Work instruction: The answer must be an exact copy of the listing below.

Records for the task:

------------------------------------

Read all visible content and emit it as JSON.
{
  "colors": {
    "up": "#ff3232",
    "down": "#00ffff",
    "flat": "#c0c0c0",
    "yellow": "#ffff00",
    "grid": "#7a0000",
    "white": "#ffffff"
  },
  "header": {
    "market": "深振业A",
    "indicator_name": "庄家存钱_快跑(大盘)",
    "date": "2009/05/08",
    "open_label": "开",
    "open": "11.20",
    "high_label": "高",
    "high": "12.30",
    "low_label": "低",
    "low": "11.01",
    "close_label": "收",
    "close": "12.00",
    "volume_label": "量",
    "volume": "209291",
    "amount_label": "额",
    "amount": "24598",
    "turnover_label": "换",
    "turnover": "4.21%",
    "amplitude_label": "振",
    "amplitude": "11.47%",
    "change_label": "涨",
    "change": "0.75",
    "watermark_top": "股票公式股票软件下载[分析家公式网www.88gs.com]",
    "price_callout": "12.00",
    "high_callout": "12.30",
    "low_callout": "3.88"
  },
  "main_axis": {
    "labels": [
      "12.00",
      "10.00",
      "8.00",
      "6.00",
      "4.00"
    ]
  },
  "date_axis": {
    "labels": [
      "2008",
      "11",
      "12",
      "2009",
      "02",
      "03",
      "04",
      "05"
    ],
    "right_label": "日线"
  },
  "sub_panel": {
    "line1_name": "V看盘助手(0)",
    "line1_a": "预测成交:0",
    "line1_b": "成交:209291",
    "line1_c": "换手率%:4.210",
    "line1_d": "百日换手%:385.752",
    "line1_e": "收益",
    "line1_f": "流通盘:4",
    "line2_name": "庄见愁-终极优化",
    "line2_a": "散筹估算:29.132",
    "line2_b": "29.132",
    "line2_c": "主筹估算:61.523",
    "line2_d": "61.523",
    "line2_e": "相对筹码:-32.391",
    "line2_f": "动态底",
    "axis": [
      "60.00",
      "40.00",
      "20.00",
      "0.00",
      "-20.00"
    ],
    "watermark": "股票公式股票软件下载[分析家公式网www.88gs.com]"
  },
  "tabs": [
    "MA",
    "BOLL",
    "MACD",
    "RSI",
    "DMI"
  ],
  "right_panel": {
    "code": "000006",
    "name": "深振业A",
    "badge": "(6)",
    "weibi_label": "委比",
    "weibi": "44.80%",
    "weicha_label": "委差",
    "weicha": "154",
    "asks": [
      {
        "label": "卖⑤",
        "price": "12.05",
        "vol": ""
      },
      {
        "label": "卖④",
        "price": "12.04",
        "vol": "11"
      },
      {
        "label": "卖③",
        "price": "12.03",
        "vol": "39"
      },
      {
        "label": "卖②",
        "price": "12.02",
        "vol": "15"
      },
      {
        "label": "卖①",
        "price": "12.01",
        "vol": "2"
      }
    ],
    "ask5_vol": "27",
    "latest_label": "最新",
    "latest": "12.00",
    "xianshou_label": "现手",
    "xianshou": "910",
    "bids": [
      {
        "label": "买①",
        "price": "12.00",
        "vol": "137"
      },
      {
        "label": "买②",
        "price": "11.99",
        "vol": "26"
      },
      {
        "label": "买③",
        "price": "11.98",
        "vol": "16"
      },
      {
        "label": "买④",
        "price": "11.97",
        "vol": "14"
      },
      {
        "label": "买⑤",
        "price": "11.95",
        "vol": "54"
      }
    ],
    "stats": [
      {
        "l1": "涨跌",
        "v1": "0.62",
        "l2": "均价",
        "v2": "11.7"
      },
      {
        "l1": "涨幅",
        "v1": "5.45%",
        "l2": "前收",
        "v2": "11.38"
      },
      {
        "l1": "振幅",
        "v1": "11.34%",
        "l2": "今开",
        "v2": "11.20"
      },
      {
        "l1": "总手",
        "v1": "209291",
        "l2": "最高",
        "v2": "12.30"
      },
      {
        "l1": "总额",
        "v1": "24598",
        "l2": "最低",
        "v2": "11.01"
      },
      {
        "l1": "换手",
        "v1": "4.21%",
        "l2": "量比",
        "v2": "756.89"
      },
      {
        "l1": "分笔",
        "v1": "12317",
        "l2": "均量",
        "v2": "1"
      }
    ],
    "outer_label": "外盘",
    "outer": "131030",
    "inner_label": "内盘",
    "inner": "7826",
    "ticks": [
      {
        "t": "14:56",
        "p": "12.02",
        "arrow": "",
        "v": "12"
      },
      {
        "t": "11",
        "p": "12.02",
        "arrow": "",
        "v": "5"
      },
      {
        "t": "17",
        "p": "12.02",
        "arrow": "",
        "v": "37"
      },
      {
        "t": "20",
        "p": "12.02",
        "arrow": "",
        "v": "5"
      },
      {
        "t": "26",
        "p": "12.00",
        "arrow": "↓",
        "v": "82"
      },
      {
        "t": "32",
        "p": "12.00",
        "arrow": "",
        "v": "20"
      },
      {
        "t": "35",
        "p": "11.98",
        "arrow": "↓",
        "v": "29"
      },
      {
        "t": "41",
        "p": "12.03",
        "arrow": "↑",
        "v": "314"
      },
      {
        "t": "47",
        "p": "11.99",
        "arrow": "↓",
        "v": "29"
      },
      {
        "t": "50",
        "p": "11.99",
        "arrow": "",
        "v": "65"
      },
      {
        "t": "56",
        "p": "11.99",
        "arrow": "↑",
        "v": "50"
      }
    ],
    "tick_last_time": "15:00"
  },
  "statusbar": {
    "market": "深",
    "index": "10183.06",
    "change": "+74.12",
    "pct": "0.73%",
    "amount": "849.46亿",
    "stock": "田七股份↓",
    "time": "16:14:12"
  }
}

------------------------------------

Final answer:
Read all visible content and emit it as JSON.
{
  "colors": {
    "up": "#ff3232",
    "down": "#00ffff",
    "flat": "#c0c0c0",
    "yellow": "#ffff00",
    "grid": "#7a0000",
    "white": "#ffffff"
  },
  "header": {
    "market": "深振业A",
    "indicator_name": "庄家存钱_快跑(大盘)",
    "date": "2009/05/08",
    "open_label": "开",
    "open": "11.20",
    "high_label": "高",
    "high": "12.30",
    "low_label": "低",
    "low": "11.01",
    "close_label": "收",
    "close": "12.00",
    "volume_label": "量",
    "volume": "209291",
    "amount_label": "额",
    "amount": "24598",
    "turnover_label": "换",
    "turnover": "4.21%",
    "amplitude_label": "振",
    "amplitude": "11.47%",
    "change_label": "涨",
    "change": "0.75",
    "watermark_top": "股票公式股票软件下载[分析家公式网www.88gs.com]",
    "price_callout": "12.00",
    "high_callout": "12.30",
    "low_callout": "3.88"
  },
  "main_axis": {
    "labels": [
      "12.00",
      "10.00",
      "8.00",
      "6.00",
      "4.00"
    ]
  },
  "date_axis": {
    "labels": [
      "2008",
      "11",
      "12",
      "2009",
      "02",
      "03",
      "04",
      "05"
    ],
    "right_label": "日线"
  },
  "sub_panel": {
    "line1_name": "V看盘助手(0)",
    "line1_a": "预测成交:0",
    "line1_b": "成交:209291",
    "line1_c": "换手率%:4.210",
    "line1_d": "百日换手%:385.752",
    "line1_e": "收益",
    "line1_f": "流通盘:4",
    "line2_name": "庄见愁-终极优化",
    "line2_a": "散筹估算:29.132",
    "line2_b": "29.132",
    "line2_c": "主筹估算:61.523",
    "line2_d": "61.523",
    "line2_e": "相对筹码:-32.391",
    "line2_f": "动态底",
    "axis": [
      "60.00",
      "40.00",
      "20.00",
      "0.00",
      "-20.00"
    ],
    "watermark": "股票公式股票软件下载[分析家公式网www.88gs.com]"
  },
  "tabs": [
    "MA",
    "BOLL",
    "MACD",
    "RSI",
    "DMI"
  ],
  "right_panel": {
    "code": "000006",
    "name": "深振业A",
    "badge": "(6)",
    "weibi_label": "委比",
    "weibi": "44.80%",
    "weicha_label": "委差",
    "weicha": "154",
    "asks": [
      {
        "label": "卖⑤",
        "price": "12.05",
        "vol": ""
      },
      {
        "label": "卖④",
        "price": "12.04",
        "vol": "11"
      },
      {
        "label": "卖③",
        "price": "12.03",
        "vol": "39"
      },
      {
        "label": "卖②",
        "price": "12.02",
        "vol": "15"
      },
      {
        "label": "卖①",
        "price": "12.01",
        "vol": "2"
      }
    ],
    "ask5_vol": "27",
    "latest_label": "最新",
    "latest": "12.00",
    "xianshou_label": "现手",
    "xianshou": "910",
    "bids": [
      {
        "label": "买①",
        "price": "12.00",
        "vol": "137"
      },
      {
        "label": "买②",
        "price": "11.99",
        "vol": "26"
      },
      {
        "label": "买③",
        "price": "11.98",
        "vol": "16"
      },
      {
        "label": "买④",
        "price": "11.97",
        "vol": "14"
      },
      {
        "label": "买⑤",
        "price": "11.95",
        "vol": "54"
      }
    ],
    "stats": [
      {
        "l1": "涨跌",
        "v1": "0.62",
        "l2": "均价",
        "v2": "11.7"
      },
      {
        "l1": "涨幅",
        "v1": "5.45%",
        "l2": "前收",
        "v2": "11.38"
      },
      {
        "l1": "振幅",
        "v1": "11.34%",
        "l2": "今开",
        "v2": "11.20"
      },
      {
        "l1": "总手",
        "v1": "209291",
        "l2": "最高",
        "v2": "12.30"
      },
      {
        "l1": "总额",
        "v1": "24598",
        "l2": "最低",
        "v2": "11.01"
      },
      {
        "l1": "换手",
        "v1": "4.21%",
        "l2": "量比",
        "v2": "756.89"
      },
      {
        "l1": "分笔",
        "v1": "12317",
        "l2": "均量",
        "v2": "1"
      }
    ],
    "outer_label": "外盘",
    "outer": "131030",
    "inner_label": "内盘",
    "inner": "7826",
    "ticks": [
      {
        "t": "14:56",
        "p": "12.02",
        "arrow": "",
        "v": "12"
      },
      {
        "t": "11",
        "p": "12.02",
        "arrow": "",
        "v": "5"
      },
      {
        "t": "17",
        "p": "12.02",
        "arrow": "",
        "v": "37"
      },
      {
        "t": "20",
        "p": "12.02",
        "arrow": "",
        "v": "5"
      },
      {
        "t": "26",
        "p": "12.00",
        "arrow": "↓",
        "v": "82"
      },
      {
        "t": "32",
        "p": "12.00",
        "arrow": "",
        "v": "20"
      },
      {
        "t": "35",
        "p": "11.98",
        "arrow": "↓",
        "v": "29"
      },
      {
        "t": "41",
        "p": "12.03",
        "arrow": "↑",
        "v": "314"
      },
      {
        "t": "47",
        "p": "11.99",
        "arrow": "↓",
        "v": "29"
      },
      {
        "t": "50",
        "p": "11.99",
        "arrow": "",
        "v": "65"
      },
      {
        "t": "56",
        "p": "11.99",
        "arrow": "↑",
        "v": "50"
      }
    ],
    "tick_last_time": "15:00"
  },
  "statusbar": {
    "market": "深",
    "index": "10183.06",
    "change": "+74.12",
    "pct": "0.73%",
    "amount": "849.46亿",
    "stock": "田七股份↓",
    "time": "16:14:12"
  }
}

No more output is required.